The Famicom uses a Ricoh 220A processor, which is a MOS Technology 6052 modified to eliminate decimal mode and include a custom audio processing unit. It also uses a custom video processing chip called the Picture Processing Unit.


I do not own and have never played a real-life Famicom, but I have played a lot of games through emulators.

Differences Between the Famicom and NES

The differences between the two consoles are notable enough that I have separate pages for each.

  • The Famicom console was considerably smaller than the NES.
  • The Famicom controllers are smaller than the those for the NES.
  • The console's two controllers were wired into the main unit for the Famicom, while they are removable on the NES.
  • The second-player controller lacks a start and select button and instead features a speaker and microphone.
  • Famicom game cartridges used a top-loader design while the NES used a spring-loaded design.
  • Famicom cartridges were smaller and had fewer connection pins.
  • Famicom game boxes were originally designed wider than taller, the opposite of NES boxes.
  • The Famicom did not feature the special lock-out chip of the NES.
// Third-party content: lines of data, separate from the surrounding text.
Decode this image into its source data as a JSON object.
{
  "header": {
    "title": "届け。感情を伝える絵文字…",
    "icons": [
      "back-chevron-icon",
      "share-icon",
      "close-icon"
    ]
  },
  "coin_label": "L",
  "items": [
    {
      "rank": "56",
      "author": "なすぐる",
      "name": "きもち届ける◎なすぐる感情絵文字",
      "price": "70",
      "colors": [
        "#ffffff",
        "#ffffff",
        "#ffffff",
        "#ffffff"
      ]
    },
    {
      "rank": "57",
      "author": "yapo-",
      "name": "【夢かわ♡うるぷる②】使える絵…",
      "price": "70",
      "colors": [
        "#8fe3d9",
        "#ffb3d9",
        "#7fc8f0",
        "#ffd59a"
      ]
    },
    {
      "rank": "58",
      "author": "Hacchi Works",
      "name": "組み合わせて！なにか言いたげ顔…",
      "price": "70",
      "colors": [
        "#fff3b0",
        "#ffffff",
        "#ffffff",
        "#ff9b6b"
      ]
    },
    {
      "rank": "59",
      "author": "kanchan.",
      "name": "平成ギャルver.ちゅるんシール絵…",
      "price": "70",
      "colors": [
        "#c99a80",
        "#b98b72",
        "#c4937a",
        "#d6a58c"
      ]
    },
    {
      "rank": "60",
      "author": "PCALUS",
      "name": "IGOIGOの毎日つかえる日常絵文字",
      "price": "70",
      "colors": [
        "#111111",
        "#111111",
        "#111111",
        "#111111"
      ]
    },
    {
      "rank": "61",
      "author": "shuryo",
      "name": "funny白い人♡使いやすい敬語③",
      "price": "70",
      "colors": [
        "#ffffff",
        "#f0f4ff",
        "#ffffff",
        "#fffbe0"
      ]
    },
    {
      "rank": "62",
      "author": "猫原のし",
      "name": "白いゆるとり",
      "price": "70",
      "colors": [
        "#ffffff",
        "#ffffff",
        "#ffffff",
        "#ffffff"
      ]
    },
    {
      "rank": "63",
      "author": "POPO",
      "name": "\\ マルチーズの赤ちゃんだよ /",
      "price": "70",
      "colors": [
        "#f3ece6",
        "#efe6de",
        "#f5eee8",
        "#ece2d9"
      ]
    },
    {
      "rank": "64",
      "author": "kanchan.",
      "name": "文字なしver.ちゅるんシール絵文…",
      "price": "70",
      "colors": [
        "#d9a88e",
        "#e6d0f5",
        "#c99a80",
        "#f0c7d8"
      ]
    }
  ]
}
See all Famicom Games.

These are the Famicom games that are both important to me and distinct enough from the American release to mention:



I don't really know enough about the console to warrant a review at this time.